May 2, 1828 Letter from H. Webster to Brother
Newport Red Oval (Old English Typeface)
(Scroll Down for Explanation of Rate, Cancel
and Text of Letter)
cents was the rate for a single sheet letter weighing
less than one ounce and traveling a distance between 30
and 80 miles, (Newport to Boston).
The rate was set by the Postal Act of April 9, 1816
and became effective on May 1, 1816.
This zone rate remained in effect until July 1,
1845. Newport, RI Oval
Cancels are relatively rare and sought after cancels. This 41
x 34 mm Red Newport Oval
is the "Old English Print"
type and was in use from 1826 to 1830.

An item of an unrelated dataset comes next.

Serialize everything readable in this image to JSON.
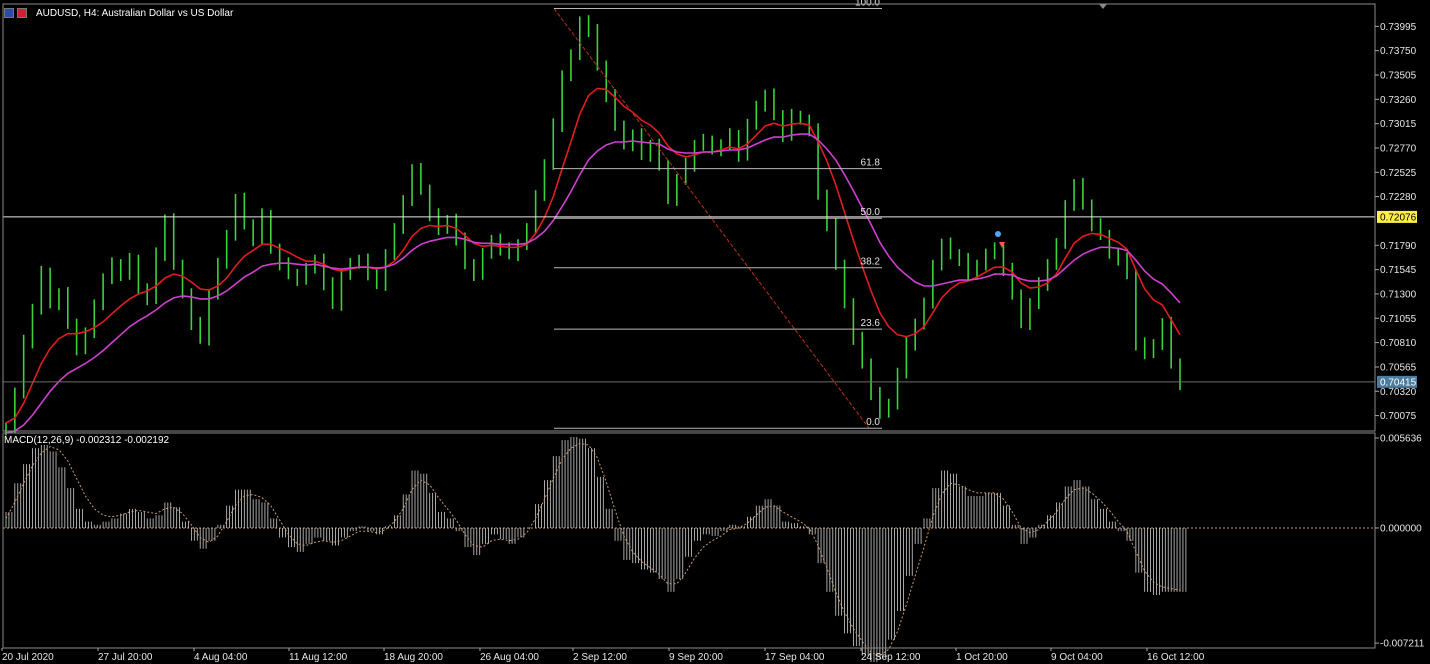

Letter with Newport Green Oval "Regular Print" 1821-1829)
The letter itself was written by
H. Webster to his brother Samuel
in Boston, while being held as a material
witness in the murder trial
of Alfred Knight, a fellow sailor on Webster's ship.
Needless to say Mr. Webster is quite unhappy with his accommodations
even though as he states, "They are
paying him at $1.25 per day."
(A pretty decent amount for the times.)
I have reproduced the letter below with H.
Webster's actual spelling, punctuation, and grammar - for
instance: doe for do
and whilst, etc.
Newport 2nd May
I am now enclosed within the
walls of a prison, and for what no offense whatever. I was confined here as a
witness in the case of Alfred Knight against the U.S. or I mean the U.S.
against Alfred Knight for murder whilst on board our vessel.
This confinement appears very hard to one who never before was confined within
the walls of a prison, to be sure I receive the recompense allowed by the
Government $1.25 per day, but my liberty is dearer than all that for what is
money compared with my liberty or what good doe I see of my life whilst in
confinement. You should consider all this, and if you have any feeling within
you, you will surely say my case is desperate.
Now just as likely as not my relations expect that I am confined here for some
crime or other, and may attach some blame to me but if they doe they are wrong
for I am not here for any crime committed against the laws of my country but
purely for safekeeping till the latter part of next June. The room in which I
am confined is about 10 by 14 feet square no fireplace, and but poor lodgings.
When I wrote you last I little thought of being confined in this solitary cell
for it really deserves that appellation. It would give me much pleasure to see
you, but I rather think it impractical for you to come to me but feel fully
persuaded you will write me in answer to this and my other letter as soon as
you receive it or them. My reasons for writing or addressing my letters to the
care of Henry Chapman & Co. was that I was pretty sure you was still in
their employ and you would be more likely to get sooner.
I have no more to say at present, write how all the family is, and
me to be your
Very Affectionate Brother
At some time during this
letters lifespan; a recipe for some type of punch was written on
the reverse of the cover as shown at left. The recipe contains 4
types of tea, one pepper, a dozen lemons, 10 pounds of sugar,
cinnamon, and another ingredient that I couldn't make out.